#### Work instruction:
Every line of the material below that holds the string "pronoun" should be copied.

-------- Input records --------

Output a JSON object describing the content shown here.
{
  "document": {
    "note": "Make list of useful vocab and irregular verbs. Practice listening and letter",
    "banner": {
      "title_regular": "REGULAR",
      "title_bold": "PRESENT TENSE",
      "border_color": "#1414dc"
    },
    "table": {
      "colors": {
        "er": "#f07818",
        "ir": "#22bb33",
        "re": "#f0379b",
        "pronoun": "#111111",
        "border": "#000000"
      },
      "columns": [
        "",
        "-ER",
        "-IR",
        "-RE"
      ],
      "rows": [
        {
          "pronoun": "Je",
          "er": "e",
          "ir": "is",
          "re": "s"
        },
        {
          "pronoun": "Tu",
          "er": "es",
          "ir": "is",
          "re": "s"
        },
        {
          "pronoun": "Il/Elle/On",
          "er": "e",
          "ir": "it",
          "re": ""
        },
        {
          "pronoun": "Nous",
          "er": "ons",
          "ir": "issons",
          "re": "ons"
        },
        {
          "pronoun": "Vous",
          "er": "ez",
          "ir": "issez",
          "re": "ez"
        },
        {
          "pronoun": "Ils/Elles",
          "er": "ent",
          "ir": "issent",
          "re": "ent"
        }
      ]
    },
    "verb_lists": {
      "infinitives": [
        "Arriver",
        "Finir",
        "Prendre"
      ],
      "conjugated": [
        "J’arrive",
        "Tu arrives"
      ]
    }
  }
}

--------

#### The answer:
        "pronoun": "#111111",
          "pronoun": "Je",
          "pronoun": "Tu",
          "pronoun": "Il/Elle/On",
          "pronoun": "Nous",
          "pronoun": "Vous",
          "pronoun": "Ils/Elles",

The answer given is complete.